I recently attended a fascinating clinic given by Stuart Mah, a seven-time U.S. international dog-agility-team member and 12-time national championship finalist. It was one of the best seminars I’ve ever attended, and I came home with a much deeper understanding about training animals.
I’m a beginner in dog agility, and the clinic was geared toward competitors in the Excellent (think FEI) division. When the class began, I immediately realized I needed to find a common ground in order to relate to the information presented. It didn’t take long for that to happen.
Mah explained that when a dog is driving forward from one obstacle to the next and you know a turn is coming up, you have to warn the dog so he can prepare for it. You can’t just throw out a command to turn and expect an immediate, smooth transition. Hmm. This sounds familiar. The handler need a cue that warns the dog something’s about to change, Mah continued, such as saying ”easy” or slowing down yourself. Wow, I thought! A half-halt.

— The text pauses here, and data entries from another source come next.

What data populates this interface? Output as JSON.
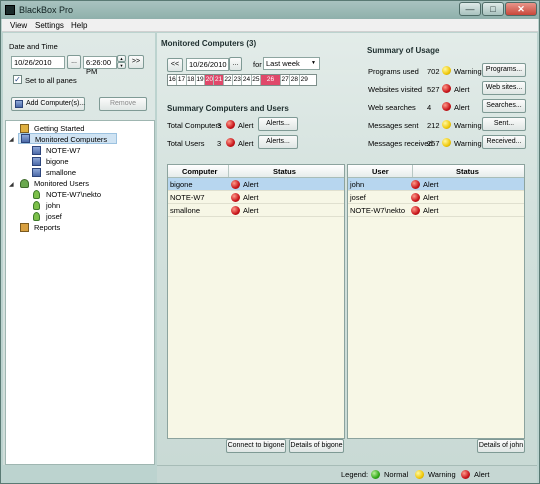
{
  "app": {
    "title": "BlackBox Pro"
  },
  "window_controls": {
    "minimize": "—",
    "maximize": "□",
    "close": "✕"
  },
  "menu": {
    "items": [
      "View",
      "Settings",
      "Help"
    ]
  },
  "left": {
    "date_time_label": "Date and Time",
    "date_value": "10/26/2010",
    "date_picker": "...",
    "time_value": "6:26:00 PM",
    "spin_up": "▲",
    "spin_down": "▼",
    "forward": ">>",
    "set_all_label": "Set to all panes",
    "set_all_checked": "✓",
    "add_computers": "Add Computer(s)...",
    "remove": "Remove",
    "tree": {
      "getting_started": "Getting Started",
      "monitored_computers": "Monitored Computers",
      "computers": [
        "NOTE-W7",
        "bigone",
        "smallone"
      ],
      "monitored_users": "Monitored Users",
      "users": [
        "NOTE-W7\\nekto",
        "john",
        "josef"
      ],
      "reports": "Reports"
    }
  },
  "main": {
    "monitored_title": "Monitored Computers (3)",
    "back": "<<",
    "date_value": "10/26/2010",
    "date_picker": "...",
    "for_label": "for",
    "period_value": "Last week",
    "dropdown_arrow": "▼",
    "calendar_days": [
      "16",
      "17",
      "18",
      "19",
      "20",
      "21",
      "22",
      "23",
      "24",
      "25",
      "26",
      "27",
      "28",
      "29"
    ],
    "summary_cu_title": "Summary Computers and Users",
    "total_computers_label": "Total Computers",
    "total_computers_value": "3",
    "total_computers_status": "Alert",
    "total_computers_btn": "Alerts...",
    "total_users_label": "Total Users",
    "total_users_value": "3",
    "total_users_status": "Alert",
    "total_users_btn": "Alerts...",
    "usage_title": "Summary of Usage",
    "usage": [
      {
        "label": "Programs used",
        "value": "702",
        "status": "Warning",
        "btn": "Programs..."
      },
      {
        "label": "Websites visited",
        "value": "527",
        "status": "Alert",
        "btn": "Web sites..."
      },
      {
        "label": "Web searches",
        "value": "4",
        "status": "Alert",
        "btn": "Searches..."
      },
      {
        "label": "Messages sent",
        "value": "212",
        "status": "Warning",
        "btn": "Sent..."
      },
      {
        "label": "Messages received",
        "value": "257",
        "status": "Warning",
        "btn": "Received..."
      }
    ],
    "computers_grid": {
      "headers": [
        "Computer",
        "Status"
      ],
      "rows": [
        {
          "name": "bigone",
          "status": "Alert"
        },
        {
          "name": "NOTE-W7",
          "status": "Alert"
        },
        {
          "name": "smallone",
          "status": "Alert"
        }
      ]
    },
    "users_grid": {
      "headers": [
        "User",
        "Status"
      ],
      "rows": [
        {
          "name": "john",
          "status": "Alert"
        },
        {
          "name": "josef",
          "status": "Alert"
        },
        {
          "name": "NOTE-W7\\nekto",
          "status": "Alert"
        }
      ]
    },
    "connect_btn": "Connect to bigone",
    "details_computer_btn": "Details of bigone",
    "details_user_btn": "Details of john"
  },
  "legend": {
    "label": "Legend:",
    "normal": "Normal",
    "warning": "Warning",
    "alert": "Alert"
  },
  "colors": {
    "alert": "#c8141a",
    "warning": "#f0c808",
    "normal": "#30a818",
    "calendar_highlight": "#e0486a"
  }
}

My confidence began to grow.
We learned that dogs who bark on course are likely expressing their frustration at the handler. The dog is telling the handler he’s not getting enough information and he’s confused. Oh, my goodness, I thought! That’s Jerry, the lesson horse, telling me through his head tossing that I’m not giving him commands he understands.
Admittedly, riding Sally is (usually) easier than controlling my crazy Papillons during agility practice, but much of the problem for all of them is actually me. A good trainer gives consistent commands, communicates clearly and builds confidence through praise. Like you, I’ve always known that, but it was really driven home hearing it in a new environment.
While we’re thinking about training, we’re excited to announce that John Strassburger, former editor of The Chronicle of the Horse, and his wife, Heather Bailey, have joined us here at Horse Journal. John is our performance editor, and both these trainers will help us bring you stronger training and competition-related articles, plus more product field trials.
Our Expert Corner continues to expand, and the article in this month’s issue is with Dr. David Granstrom, a world-recognized authority and researcher on EPM. His explanation about how this disease is best diagnosed and treated will be invaluable to you if your horse ever contracts it. There is virtually no guaranteed way to prevent your horse from the danger, and there are many bogus remedies floating about. Putting off proper treatment could jeopardize your horse’s life.
We’ve got more experts set to talk with us, and the list of products in field trials continues to grow. If you have a particular thing you’d like us to look into, we’d like to hear from you. Our July article on ending annoying barn habits brought us many suggestions of additional problems that need workable solutions. You’ll hear more in upcoming issues.